Task:
Go through the records below and set each one down exactly, leaving out any pictures.

Data to examine:

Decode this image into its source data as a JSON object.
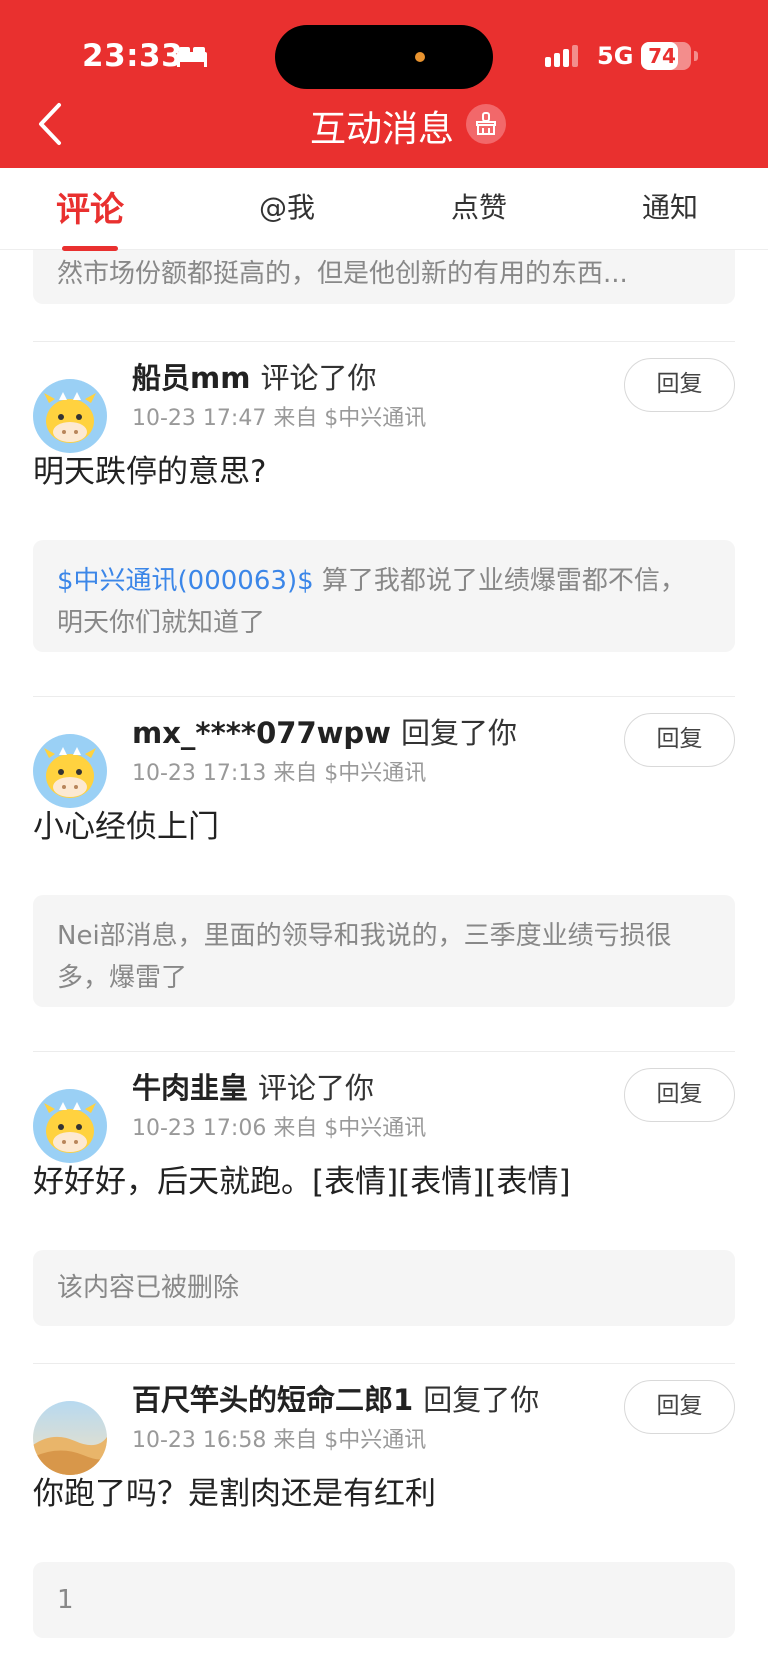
{
  "status_bar": {
    "time": "23:33",
    "network": "5G",
    "battery": "74",
    "battery_fraction": 0.74
  },
  "header": {
    "title": "互动消息"
  },
  "tabs": [
    {
      "label": "评论",
      "active": true
    },
    {
      "label": "@我",
      "active": false
    },
    {
      "label": "点赞",
      "active": false
    },
    {
      "label": "通知",
      "active": false
    }
  ],
  "top_partial_quote": "然市场份额都挺高的，但是他创新的有用的东西...",
  "items": [
    {
      "name": "船员mm",
      "action": "评论了你",
      "meta": "10-23 17:47 来自 $中兴通讯",
      "reply_label": "回复",
      "content": "明天跌停的意思?",
      "quote_link": "$中兴通讯(000063)$",
      "quote_text": " 算了我都说了业绩爆雷都不信，明天你们就知道了",
      "avatar": "cow-avatar"
    },
    {
      "name": "mx_****077wpw",
      "action": "回复了你",
      "meta": "10-23 17:13 来自 $中兴通讯",
      "reply_label": "回复",
      "content": "小心经侦上门",
      "quote_link": "",
      "quote_text": "Nei部消息，里面的领导和我说的，三季度业绩亏损很多，爆雷了",
      "avatar": "cow-avatar"
    },
    {
      "name": "牛肉韭皇",
      "action": "评论了你",
      "meta": "10-23 17:06 来自 $中兴通讯",
      "reply_label": "回复",
      "content": "好好好，后天就跑。[表情][表情][表情]",
      "quote_link": "",
      "quote_text": "该内容已被删除",
      "avatar": "cow-avatar"
    },
    {
      "name": "百尺竿头的短命二郎1",
      "action": "回复了你",
      "meta": "10-23 16:58 来自 $中兴通讯",
      "reply_label": "回复",
      "content": "你跑了吗？是割肉还是有红利",
      "quote_link": "",
      "quote_text": "1",
      "avatar": "desert-avatar"
    }
  ],
  "colors": {
    "brand_red": "#e9302f",
    "link_blue": "#3b86e8"
  }
}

Solution to this problem:
Decode this image into its source data as a JSON object.
{
  "status_bar": {
    "time": "23:33",
    "network": "5G",
    "battery": "74",
    "battery_fraction": 0.74
  },
  "header": {
    "title": "互动消息"
  },
  "tabs": [
    {
      "label": "评论",
      "active": true
    },
    {
      "label": "@我",
      "active": false
    },
    {
      "label": "点赞",
      "active": false
    },
    {
      "label": "通知",
      "active": false
    }
  ],
  "top_partial_quote": "然市场份额都挺高的，但是他创新的有用的东西...",
  "items": [
    {
      "name": "船员mm",
      "action": "评论了你",
      "meta": "10-23 17:47 来自 $中兴通讯",
      "reply_label": "回复",
      "content": "明天跌停的意思?",
      "quote_link": "$中兴通讯(000063)$",
      "quote_text": " 算了我都说了业绩爆雷都不信，明天你们就知道了",
      "avatar": "cow-avatar"
    },
    {
      "name": "mx_****077wpw",
      "action": "回复了你",
      "meta": "10-23 17:13 来自 $中兴通讯",
      "reply_label": "回复",
      "content": "小心经侦上门",
      "quote_link": "",
      "quote_text": "Nei部消息，里面的领导和我说的，三季度业绩亏损很多，爆雷了",
      "avatar": "cow-avatar"
    },
    {
      "name": "牛肉韭皇",
      "action": "评论了你",
      "meta": "10-23 17:06 来自 $中兴通讯",
      "reply_label": "回复",
      "content": "好好好，后天就跑。[表情][表情][表情]",
      "quote_link": "",
      "quote_text": "该内容已被删除",
      "avatar": "cow-avatar"
    },
    {
      "name": "百尺竿头的短命二郎1",
      "action": "回复了你",
      "meta": "10-23 16:58 来自 $中兴通讯",
      "reply_label": "回复",
      "content": "你跑了吗？是割肉还是有红利",
      "quote_link": "",
      "quote_text": "1",
      "avatar": "desert-avatar"
    }
  ],
  "colors": {
    "brand_red": "#e9302f",
    "link_blue": "#3b86e8"
  }
}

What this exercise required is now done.